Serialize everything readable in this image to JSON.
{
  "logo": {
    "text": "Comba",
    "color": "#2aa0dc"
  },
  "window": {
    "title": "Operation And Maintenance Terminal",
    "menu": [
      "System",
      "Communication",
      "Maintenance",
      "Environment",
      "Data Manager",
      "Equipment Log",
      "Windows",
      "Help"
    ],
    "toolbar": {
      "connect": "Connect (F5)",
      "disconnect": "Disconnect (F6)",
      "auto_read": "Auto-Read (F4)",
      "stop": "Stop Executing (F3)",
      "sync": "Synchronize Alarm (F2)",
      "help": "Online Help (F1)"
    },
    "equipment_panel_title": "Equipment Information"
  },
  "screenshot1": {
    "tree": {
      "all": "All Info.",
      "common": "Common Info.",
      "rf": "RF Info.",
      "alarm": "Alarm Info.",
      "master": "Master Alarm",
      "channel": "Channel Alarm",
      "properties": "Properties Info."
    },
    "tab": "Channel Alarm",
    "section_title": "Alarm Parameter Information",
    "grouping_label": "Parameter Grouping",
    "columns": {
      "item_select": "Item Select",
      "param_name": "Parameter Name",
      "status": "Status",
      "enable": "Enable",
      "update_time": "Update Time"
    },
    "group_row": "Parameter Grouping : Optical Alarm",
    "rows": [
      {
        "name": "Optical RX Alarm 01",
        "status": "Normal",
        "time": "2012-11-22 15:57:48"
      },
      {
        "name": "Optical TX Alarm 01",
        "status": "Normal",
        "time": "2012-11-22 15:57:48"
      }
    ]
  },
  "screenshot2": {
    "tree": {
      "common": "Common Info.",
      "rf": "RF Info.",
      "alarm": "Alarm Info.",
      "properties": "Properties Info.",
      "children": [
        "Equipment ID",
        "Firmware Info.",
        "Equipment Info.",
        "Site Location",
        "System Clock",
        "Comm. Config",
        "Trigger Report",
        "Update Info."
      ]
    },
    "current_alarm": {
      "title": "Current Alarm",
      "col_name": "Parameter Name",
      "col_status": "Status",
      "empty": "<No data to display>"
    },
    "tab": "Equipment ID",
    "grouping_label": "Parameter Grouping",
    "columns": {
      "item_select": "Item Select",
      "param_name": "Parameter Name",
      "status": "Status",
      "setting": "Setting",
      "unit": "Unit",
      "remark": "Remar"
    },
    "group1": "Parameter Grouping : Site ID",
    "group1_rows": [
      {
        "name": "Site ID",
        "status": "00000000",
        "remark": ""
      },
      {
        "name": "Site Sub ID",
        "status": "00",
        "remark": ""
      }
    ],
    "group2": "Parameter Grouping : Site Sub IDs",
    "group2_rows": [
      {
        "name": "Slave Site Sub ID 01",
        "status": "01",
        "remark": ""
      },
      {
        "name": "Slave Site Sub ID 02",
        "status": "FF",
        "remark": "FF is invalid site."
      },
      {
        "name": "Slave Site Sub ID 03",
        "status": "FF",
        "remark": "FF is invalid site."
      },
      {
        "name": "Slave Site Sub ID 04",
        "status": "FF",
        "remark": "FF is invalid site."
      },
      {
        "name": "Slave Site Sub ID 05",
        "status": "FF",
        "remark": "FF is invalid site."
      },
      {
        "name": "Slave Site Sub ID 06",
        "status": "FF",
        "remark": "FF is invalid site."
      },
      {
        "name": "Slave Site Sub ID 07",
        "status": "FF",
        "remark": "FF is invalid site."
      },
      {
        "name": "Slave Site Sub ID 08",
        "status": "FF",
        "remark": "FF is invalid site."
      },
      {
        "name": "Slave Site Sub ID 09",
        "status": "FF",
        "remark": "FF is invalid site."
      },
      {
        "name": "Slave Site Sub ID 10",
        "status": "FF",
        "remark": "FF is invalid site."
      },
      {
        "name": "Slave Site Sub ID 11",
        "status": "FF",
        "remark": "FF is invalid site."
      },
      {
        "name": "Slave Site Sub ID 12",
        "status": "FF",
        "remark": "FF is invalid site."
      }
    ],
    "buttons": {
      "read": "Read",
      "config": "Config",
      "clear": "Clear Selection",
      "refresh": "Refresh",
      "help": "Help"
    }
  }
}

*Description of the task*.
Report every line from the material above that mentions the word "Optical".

*Written solution*.
    "group_row": "Parameter Grouping : Optical Alarm",
        "name": "Optical RX Alarm 01",
        "name": "Optical TX Alarm 01",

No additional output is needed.